[Start of section]

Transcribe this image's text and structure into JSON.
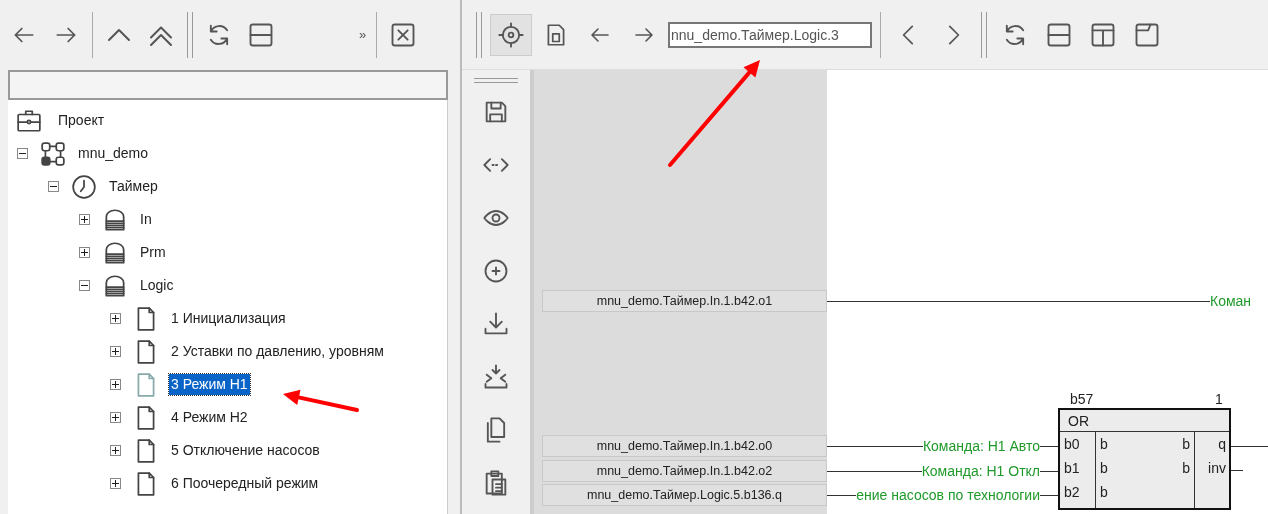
{
  "left_toolbar": {
    "overflow": "»"
  },
  "tree": [
    {
      "label": "Проект",
      "kind": "project",
      "selected": false,
      "children": [
        {
          "label": "mnu_demo",
          "kind": "network",
          "expanded": true,
          "selected": false,
          "children": [
            {
              "label": "Таймер",
              "kind": "clock",
              "expanded": true,
              "selected": false,
              "children": [
                {
                  "label": "In",
                  "kind": "stack",
                  "expanded": false,
                  "selected": false
                },
                {
                  "label": "Prm",
                  "kind": "stack",
                  "expanded": false,
                  "selected": false
                },
                {
                  "label": "Logic",
                  "kind": "stack",
                  "expanded": true,
                  "selected": false,
                  "children": [
                    {
                      "label": "1 Инициализация",
                      "kind": "page",
                      "expanded": false,
                      "selected": false
                    },
                    {
                      "label": "2 Уставки по давлению, уровням",
                      "kind": "page",
                      "expanded": false,
                      "selected": false
                    },
                    {
                      "label": "3 Режим Н1",
                      "kind": "page",
                      "expanded": false,
                      "selected": true
                    },
                    {
                      "label": "4 Режим Н2",
                      "kind": "page",
                      "expanded": false,
                      "selected": false
                    },
                    {
                      "label": "5 Отключение насосов",
                      "kind": "page",
                      "expanded": false,
                      "selected": false
                    },
                    {
                      "label": "6 Поочередный режим",
                      "kind": "page",
                      "expanded": false,
                      "selected": false
                    }
                  ]
                }
              ]
            }
          ]
        }
      ]
    }
  ],
  "editor_toolbar": {
    "path_field": "nnu_demo.Таймер.Logic.3"
  },
  "diagram": {
    "signals": [
      {
        "source": "mnu_demo.Таймер.In.1.b42.o1",
        "label": "Коман"
      },
      {
        "source": "mnu_demo.Таймер.In.1.b42.o0",
        "label": "Команда: Н1 Авто"
      },
      {
        "source": "mnu_demo.Таймер.In.1.b42.o2",
        "label": "Команда: Н1 Откл"
      },
      {
        "source": "mnu_demo.Таймер.Logic.5.b136.q",
        "label": "ение насосов по технологии"
      }
    ],
    "block": {
      "name": "b57",
      "number": "1",
      "type": "OR",
      "inputs": [
        "b0",
        "b1",
        "b2"
      ],
      "inner_left": [
        "b",
        "b",
        "b"
      ],
      "inner_right": [
        "b",
        "b"
      ],
      "outputs": [
        "q",
        "inv"
      ]
    }
  }
}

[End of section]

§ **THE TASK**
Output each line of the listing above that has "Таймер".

§ **SOLUTION BELOW**
              "label": "Таймер",
    "path_field": "nnu_demo.Таймер.Logic.3"
        "source": "mnu_demo.Таймер.In.1.b42.o1",
        "source": "mnu_demo.Таймер.In.1.b42.o0",
        "source": "mnu_demo.Таймер.In.1.b42.o2",
        "source": "mnu_demo.Таймер.Logic.5.b136.q",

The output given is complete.